* [EXERCISE BRIEF] Lines with "title": pull these out of the listing below.
───── INPUT ─────
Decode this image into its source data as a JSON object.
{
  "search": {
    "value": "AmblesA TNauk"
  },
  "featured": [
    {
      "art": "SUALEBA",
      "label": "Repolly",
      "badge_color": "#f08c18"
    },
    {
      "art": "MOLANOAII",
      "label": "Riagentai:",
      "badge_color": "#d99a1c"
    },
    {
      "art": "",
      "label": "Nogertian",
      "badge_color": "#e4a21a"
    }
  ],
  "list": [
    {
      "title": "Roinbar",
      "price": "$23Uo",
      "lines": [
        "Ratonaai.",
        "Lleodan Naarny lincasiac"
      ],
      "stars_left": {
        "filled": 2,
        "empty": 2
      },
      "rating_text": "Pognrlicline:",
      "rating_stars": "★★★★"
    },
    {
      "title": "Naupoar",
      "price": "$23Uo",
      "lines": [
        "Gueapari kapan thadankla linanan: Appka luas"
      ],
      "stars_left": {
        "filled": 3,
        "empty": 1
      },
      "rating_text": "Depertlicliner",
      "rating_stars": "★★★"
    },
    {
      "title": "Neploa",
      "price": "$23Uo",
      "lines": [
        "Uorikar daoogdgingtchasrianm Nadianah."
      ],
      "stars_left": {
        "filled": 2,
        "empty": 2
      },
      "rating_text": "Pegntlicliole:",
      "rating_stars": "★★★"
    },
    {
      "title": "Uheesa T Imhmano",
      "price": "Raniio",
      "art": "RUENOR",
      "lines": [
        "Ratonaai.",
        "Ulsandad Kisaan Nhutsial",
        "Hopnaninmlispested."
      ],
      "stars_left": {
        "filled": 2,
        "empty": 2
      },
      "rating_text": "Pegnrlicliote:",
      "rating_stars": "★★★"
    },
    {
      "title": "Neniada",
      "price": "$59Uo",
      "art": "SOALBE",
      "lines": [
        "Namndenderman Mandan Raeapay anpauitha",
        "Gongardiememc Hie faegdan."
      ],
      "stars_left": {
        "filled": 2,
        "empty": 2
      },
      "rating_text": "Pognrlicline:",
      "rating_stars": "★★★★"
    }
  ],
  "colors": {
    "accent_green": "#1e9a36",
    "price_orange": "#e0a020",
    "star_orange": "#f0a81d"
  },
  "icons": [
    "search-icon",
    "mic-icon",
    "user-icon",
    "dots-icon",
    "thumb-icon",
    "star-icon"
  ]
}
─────
* [EXERCISE RESULT]
      "title": "Roinbar",
      "title": "Naupoar",
      "title": "Neploa",
      "title": "Uheesa T Imhmano",
      "title": "Neniada",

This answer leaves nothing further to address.